» **WORK TASK**: Return, from the data below, each line that contains the word "heading".
━━━━━ RECORDS FOR THE EXERCISE
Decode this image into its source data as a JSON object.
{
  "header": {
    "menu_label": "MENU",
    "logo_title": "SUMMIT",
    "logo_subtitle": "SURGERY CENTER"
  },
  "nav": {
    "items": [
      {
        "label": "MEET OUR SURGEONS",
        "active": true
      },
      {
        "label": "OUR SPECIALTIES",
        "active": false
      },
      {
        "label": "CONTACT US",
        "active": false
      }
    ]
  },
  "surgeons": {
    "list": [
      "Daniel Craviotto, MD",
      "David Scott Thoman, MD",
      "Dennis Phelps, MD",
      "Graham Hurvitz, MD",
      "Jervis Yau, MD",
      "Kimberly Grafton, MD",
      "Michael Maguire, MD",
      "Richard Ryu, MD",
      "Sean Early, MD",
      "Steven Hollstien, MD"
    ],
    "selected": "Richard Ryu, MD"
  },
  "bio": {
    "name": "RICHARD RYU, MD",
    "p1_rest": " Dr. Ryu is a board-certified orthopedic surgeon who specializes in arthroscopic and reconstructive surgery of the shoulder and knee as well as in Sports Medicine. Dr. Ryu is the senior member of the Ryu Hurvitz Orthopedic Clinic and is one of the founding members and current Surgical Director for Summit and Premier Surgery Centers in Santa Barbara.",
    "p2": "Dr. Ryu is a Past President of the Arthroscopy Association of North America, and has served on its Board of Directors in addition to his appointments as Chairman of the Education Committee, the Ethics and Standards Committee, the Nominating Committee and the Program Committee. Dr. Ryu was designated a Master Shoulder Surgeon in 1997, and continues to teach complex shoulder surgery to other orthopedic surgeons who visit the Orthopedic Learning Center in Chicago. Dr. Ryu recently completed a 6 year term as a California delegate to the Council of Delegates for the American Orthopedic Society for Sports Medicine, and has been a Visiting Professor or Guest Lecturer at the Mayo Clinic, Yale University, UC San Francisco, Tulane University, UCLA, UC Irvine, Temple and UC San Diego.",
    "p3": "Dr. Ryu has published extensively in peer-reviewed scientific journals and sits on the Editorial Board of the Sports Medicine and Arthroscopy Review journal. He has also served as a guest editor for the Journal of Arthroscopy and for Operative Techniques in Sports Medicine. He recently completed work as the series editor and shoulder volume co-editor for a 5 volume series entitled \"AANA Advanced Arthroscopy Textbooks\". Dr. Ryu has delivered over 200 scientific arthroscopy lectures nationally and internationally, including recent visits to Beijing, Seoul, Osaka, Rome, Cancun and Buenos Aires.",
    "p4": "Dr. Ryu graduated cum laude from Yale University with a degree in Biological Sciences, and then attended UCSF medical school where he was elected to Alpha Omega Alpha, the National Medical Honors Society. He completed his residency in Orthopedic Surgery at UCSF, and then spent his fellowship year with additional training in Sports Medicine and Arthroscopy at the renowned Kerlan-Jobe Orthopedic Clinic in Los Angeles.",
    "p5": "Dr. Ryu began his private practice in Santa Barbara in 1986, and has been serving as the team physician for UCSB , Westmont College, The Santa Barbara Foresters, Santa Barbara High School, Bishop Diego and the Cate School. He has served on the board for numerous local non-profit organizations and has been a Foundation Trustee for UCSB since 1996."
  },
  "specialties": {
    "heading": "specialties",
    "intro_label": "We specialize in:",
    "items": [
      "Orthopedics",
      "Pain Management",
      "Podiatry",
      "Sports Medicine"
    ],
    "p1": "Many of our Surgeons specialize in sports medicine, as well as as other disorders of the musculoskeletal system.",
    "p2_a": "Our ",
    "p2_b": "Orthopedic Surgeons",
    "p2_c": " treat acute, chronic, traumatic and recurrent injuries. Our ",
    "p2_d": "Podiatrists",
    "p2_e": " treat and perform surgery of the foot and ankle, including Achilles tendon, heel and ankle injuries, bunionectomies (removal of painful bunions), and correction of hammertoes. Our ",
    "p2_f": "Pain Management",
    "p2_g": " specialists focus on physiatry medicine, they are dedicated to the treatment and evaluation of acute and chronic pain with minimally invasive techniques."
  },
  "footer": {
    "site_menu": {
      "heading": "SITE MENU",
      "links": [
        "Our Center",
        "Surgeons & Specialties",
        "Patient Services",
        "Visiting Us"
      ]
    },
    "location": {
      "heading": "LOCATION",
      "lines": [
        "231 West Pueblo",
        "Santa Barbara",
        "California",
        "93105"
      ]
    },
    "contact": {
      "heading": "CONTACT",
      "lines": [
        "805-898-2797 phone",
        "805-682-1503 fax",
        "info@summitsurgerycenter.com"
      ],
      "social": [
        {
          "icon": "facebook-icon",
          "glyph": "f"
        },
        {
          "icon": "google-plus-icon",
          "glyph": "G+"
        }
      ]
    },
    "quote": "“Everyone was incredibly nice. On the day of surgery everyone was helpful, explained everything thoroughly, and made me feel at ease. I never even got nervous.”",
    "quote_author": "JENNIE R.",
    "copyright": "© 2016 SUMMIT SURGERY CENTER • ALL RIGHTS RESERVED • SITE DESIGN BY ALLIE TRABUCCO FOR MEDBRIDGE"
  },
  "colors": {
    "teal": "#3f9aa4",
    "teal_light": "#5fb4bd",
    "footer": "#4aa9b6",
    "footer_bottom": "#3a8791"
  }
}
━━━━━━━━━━
» **RESULT FOR THIS EXERCISE**:
    "heading": "specialties",
      "heading": "SITE MENU",
      "heading": "LOCATION",
      "heading": "CONTACT",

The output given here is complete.